[Start of Attachment]

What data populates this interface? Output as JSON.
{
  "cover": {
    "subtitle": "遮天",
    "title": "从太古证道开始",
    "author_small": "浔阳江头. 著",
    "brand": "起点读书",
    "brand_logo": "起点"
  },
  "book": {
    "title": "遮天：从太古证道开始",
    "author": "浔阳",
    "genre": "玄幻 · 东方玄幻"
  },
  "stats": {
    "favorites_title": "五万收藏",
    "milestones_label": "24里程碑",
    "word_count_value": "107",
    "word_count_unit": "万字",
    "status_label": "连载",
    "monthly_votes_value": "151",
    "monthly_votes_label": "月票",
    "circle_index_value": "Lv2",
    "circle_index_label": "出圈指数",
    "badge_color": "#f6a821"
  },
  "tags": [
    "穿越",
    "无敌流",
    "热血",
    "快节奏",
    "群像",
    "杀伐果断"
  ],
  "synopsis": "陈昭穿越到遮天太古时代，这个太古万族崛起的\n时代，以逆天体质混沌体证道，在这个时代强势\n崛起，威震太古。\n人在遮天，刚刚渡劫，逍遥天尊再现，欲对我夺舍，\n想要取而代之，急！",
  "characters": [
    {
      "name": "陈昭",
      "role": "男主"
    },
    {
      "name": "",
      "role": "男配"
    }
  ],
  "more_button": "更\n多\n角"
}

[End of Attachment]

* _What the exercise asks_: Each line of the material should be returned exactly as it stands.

* _Task result_:
What data populates this interface? Output as JSON.
{
  "cover": {
    "subtitle": "遮天",
    "title": "从太古证道开始",
    "author_small": "浔阳江头. 著",
    "brand": "起点读书",
    "brand_logo": "起点"
  },
  "book": {
    "title": "遮天：从太古证道开始",
    "author": "浔阳",
    "genre": "玄幻 · 东方玄幻"
  },
  "stats": {
    "favorites_title": "五万收藏",
    "milestones_label": "24里程碑",
    "word_count_value": "107",
    "word_count_unit": "万字",
    "status_label": "连载",
    "monthly_votes_value": "151",
    "monthly_votes_label": "月票",
    "circle_index_value": "Lv2",
    "circle_index_label": "出圈指数",
    "badge_color": "#f6a821"
  },
  "tags": [
    "穿越",
    "无敌流",
    "热血",
    "快节奏",
    "群像",
    "杀伐果断"
  ],
  "synopsis": "陈昭穿越到遮天太古时代，这个太古万族崛起的\n时代，以逆天体质混沌体证道，在这个时代强势\n崛起，威震太古。\n人在遮天，刚刚渡劫，逍遥天尊再现，欲对我夺舍，\n想要取而代之，急！",
  "characters": [
    {
      "name": "陈昭",
      "role": "男主"
    },
    {
      "name": "",
      "role": "男配"
    }
  ],
  "more_button": "更\n多\n角"
}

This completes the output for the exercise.